In the West, the concept of reincarnation has also had an impact on popular culture and literature.
The idea of past lives and reincarnation has been explored in works of fiction such as Hermann Hesse’s Siddhartha and L. Frank Baum’s The Wizard of Oz.
It has also been the subject of numerous movies and television shows, from the classic film Heaven Can Wait to the modern-day drama The OA.
Scientific Evidence for Reincarnation
Despite its long history and cultural significance, the concept of reincarnation has been a subject of debate and controversy in scientific circles.
While there is no conclusive proof of reincarnation, some researchers have explored the possibility that it may be a real phenomenon.
One of the most famous cases of reincarnation research is that of Ian Stevenson, a psychiatrist at the University of Virginia. Stevenson spent several decades investigating cases of children who claimed to remember past lives.
In his research, Stevenson documented over 3,000 cases of children who had detailed memories of previous lives, often in different countries and cultures than their current one.
He meticulously recorded their statements, verified the accuracy of their claims, and interviewed their families and communities to corroborate their stories.
Some of these cases included children with birthmarks or physical anomalies that corresponded with injuries or traumas from their previous lives.
Other researchers, such as Jim Tucker at the University of Virginia, have continued Stevenson’s work, collecting and analyzing cases of children with past-life memories.
While the scientific community is divided on the validity of reincarnation, these studies have brought attention to the possibility that the phenomenon may be real and worthy of further investigation.

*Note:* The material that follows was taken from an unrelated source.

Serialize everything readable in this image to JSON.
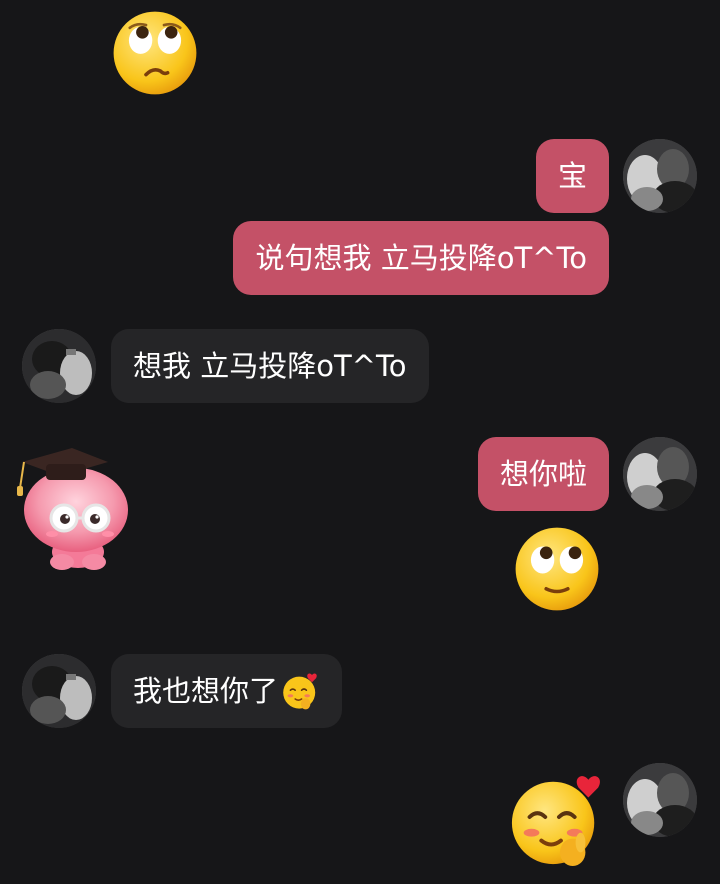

Religious Interpretations of Reincarnation
Different religions have varying interpretations of reincarnation, often with their own unique beliefs and practices.

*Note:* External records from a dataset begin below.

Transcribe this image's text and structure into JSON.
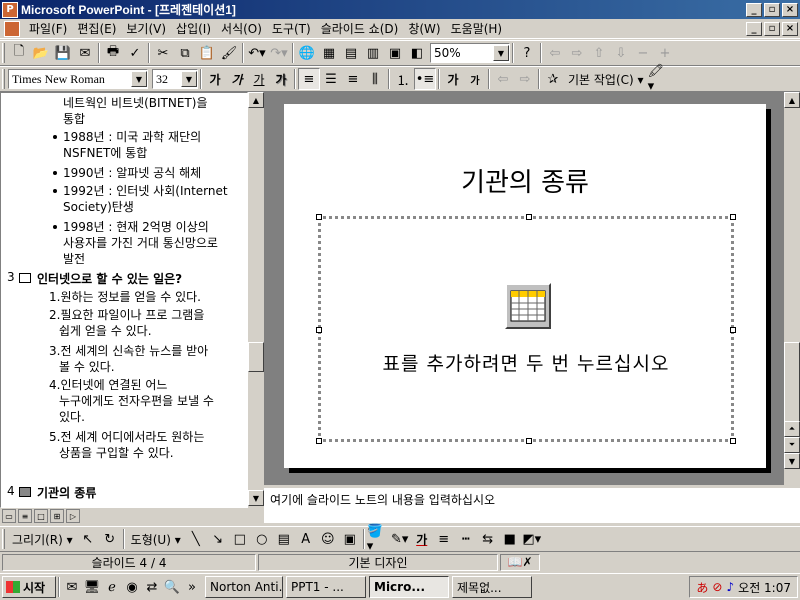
{
  "window": {
    "title": "Microsoft PowerPoint - [프레젠테이션1]"
  },
  "menu": [
    "파일(F)",
    "편집(E)",
    "보기(V)",
    "삽입(I)",
    "서식(O)",
    "도구(T)",
    "슬라이드 쇼(D)",
    "창(W)",
    "도움말(H)"
  ],
  "standard_toolbar": {
    "zoom": "50%"
  },
  "formatting_toolbar": {
    "font_name": "Times New Roman",
    "font_size": "32",
    "bold": "가",
    "italic": "가",
    "underline": "가",
    "shadow": "가",
    "increase_font": "가",
    "decrease_font": "가",
    "common_tasks": "기본 작업(C) ▾"
  },
  "outline": {
    "lines": [
      "네트웍인 비트넷(BITNET)을",
      "통합",
      "1988년 : 미국 과학 재단의",
      "NSFNET에 통합",
      "1990년 : 알파넷 공식 해체",
      "1992년 : 인터넷 사회(Internet",
      "Society)탄생",
      "1998년 : 현재 2억명 이상의",
      "사용자를 가진 거대 통신망으로",
      "발전"
    ],
    "slide3": {
      "num": "3",
      "title": "인터넷으로 할 수 있는 일은?",
      "items": [
        "1.원하는 정보를 얻을 수 있다.",
        "2.필요한  파일이나 프로 그램을",
        "쉽게 얻을 수 있다.",
        "3.전 세계의 신속한 뉴스를 받아",
        "볼 수 있다.",
        "4.인터넷에 연결된 어느",
        "누구에게도 전자우편을 보낼 수",
        "있다.",
        "5.전 세계 어디에서라도 원하는",
        "상품을 구입할 수 있다."
      ]
    },
    "slide4": {
      "num": "4",
      "title": "기관의 종류"
    }
  },
  "slide": {
    "title": "기관의 종류",
    "placeholder": "표를 추가하려면 두 번 누르십시오"
  },
  "notes_placeholder": "여기에 슬라이드 노트의 내용을 입력하십시오",
  "drawing_toolbar": {
    "draw": "그리기(R) ▾",
    "autoshapes": "도형(U) ▾",
    "font_color": "가"
  },
  "status": {
    "slide": "슬라이드 4 / 4",
    "design": "기본 디자인"
  },
  "taskbar": {
    "start": "시작",
    "tasks": [
      "Norton Anti...",
      "PPT1 - ...",
      "Micro...",
      "제목없..."
    ],
    "clock": "오전 1:07"
  },
  "colors": {
    "title_bar": "#0a246a",
    "face": "#d4d0c8",
    "slide_bg": "#808080"
  }
}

In Hinduism, for example, the cycle of reincarnation is closely linked to the concept of dharma, or righteous duty.
It is believed that a person’s actions in their current life will determine their caste and social standing in their next life, and that their ultimate goal is to achieve liberation from this cycle.
Similarly, in Buddhism, reincarnation is tied to the concept of karma, or the law of cause and effect.

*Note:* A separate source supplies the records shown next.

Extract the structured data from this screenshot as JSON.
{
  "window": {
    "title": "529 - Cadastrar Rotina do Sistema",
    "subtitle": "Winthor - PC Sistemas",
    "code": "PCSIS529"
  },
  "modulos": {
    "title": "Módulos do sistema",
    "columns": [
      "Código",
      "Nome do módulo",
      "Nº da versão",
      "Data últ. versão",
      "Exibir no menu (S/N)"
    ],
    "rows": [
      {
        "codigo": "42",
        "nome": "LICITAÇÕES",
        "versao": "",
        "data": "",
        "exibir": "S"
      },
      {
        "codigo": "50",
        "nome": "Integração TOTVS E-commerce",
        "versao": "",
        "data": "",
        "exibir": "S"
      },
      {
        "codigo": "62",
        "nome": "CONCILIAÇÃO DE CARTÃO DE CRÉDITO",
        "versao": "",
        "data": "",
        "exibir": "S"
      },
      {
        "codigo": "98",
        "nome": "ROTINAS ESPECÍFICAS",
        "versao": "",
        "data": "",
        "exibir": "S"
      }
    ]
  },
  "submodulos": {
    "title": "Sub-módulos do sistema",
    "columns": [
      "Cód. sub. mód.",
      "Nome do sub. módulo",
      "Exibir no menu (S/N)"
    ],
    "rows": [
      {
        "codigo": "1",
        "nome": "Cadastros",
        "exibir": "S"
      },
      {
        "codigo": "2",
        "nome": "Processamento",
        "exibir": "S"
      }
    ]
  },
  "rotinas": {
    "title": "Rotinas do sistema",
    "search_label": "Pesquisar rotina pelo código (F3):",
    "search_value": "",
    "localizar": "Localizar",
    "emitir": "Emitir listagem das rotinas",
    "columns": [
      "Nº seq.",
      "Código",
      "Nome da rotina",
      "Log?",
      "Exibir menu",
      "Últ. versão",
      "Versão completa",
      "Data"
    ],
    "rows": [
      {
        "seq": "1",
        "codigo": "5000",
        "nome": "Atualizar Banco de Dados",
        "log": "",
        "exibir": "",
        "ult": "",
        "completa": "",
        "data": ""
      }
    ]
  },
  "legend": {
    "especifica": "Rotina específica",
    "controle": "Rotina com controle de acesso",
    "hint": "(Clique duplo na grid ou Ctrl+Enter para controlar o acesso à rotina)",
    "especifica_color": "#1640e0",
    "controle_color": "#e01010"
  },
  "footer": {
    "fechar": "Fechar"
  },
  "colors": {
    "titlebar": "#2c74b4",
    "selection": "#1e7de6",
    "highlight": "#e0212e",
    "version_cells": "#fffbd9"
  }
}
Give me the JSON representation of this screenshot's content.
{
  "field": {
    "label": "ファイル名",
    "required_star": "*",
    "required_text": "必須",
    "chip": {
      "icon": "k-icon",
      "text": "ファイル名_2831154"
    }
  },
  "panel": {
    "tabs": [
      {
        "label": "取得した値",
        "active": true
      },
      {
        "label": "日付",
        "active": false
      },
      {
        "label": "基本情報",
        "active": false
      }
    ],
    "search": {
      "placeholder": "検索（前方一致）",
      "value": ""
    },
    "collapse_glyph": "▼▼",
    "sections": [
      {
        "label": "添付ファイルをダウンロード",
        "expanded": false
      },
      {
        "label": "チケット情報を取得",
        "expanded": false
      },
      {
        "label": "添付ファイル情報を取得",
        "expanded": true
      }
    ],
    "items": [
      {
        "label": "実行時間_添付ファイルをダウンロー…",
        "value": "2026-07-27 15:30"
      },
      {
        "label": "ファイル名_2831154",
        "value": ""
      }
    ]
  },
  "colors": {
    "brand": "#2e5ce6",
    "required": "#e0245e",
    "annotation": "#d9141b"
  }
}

The actions a person takes in their current life will determine their future rebirths, with the ultimate goal being to achieve enlightenment and escape the cycle of suffering.
In some indigenous religions, reincarnation is seen as a natural part of the life cycle, with spirits returning to the earth in different forms.
In some African and Native American traditions, for example, it is believed that the souls of ancestors continue to guide and protect their descendants, and may even be reborn into their family lineage.
Controversies and Criticisms of Reincarnation
Despite the widespread belief in reincarnation in many cultures, there are also criticisms and controversies surrounding the idea.
One of the main criticisms is the lack of scientific evidence to support the concept, with many scientists dismissing past-life memories as mere coincidences or the result of suggestion or imagination.
Others criticize the idea of reincarnation as being inherently unjust or oppressive, with the cycle of birth and rebirth perpetuating social and economic inequalities.
Some argue that the belief in reincarnation can lead to fatalism or complacency, with people accepting their lot in life as a result of past actions rather than striving for change.
The concept of reincarnation has played a significant role in shaping the beliefs and practices of numerous cultures and religions throughout history.
While there is no conclusive proof of its validity, there have been cases of past-life memories that have led some researchers to explore the possibility of reincarnation as a real phenomenon.
The interpretation of reincarnation varies between religions, but many share the goal of achieving liberation from the cycle of birth and death.
Despite criticisms and controversies, the belief in reincarnation remains an enduring and fascinating topic for many people around the world.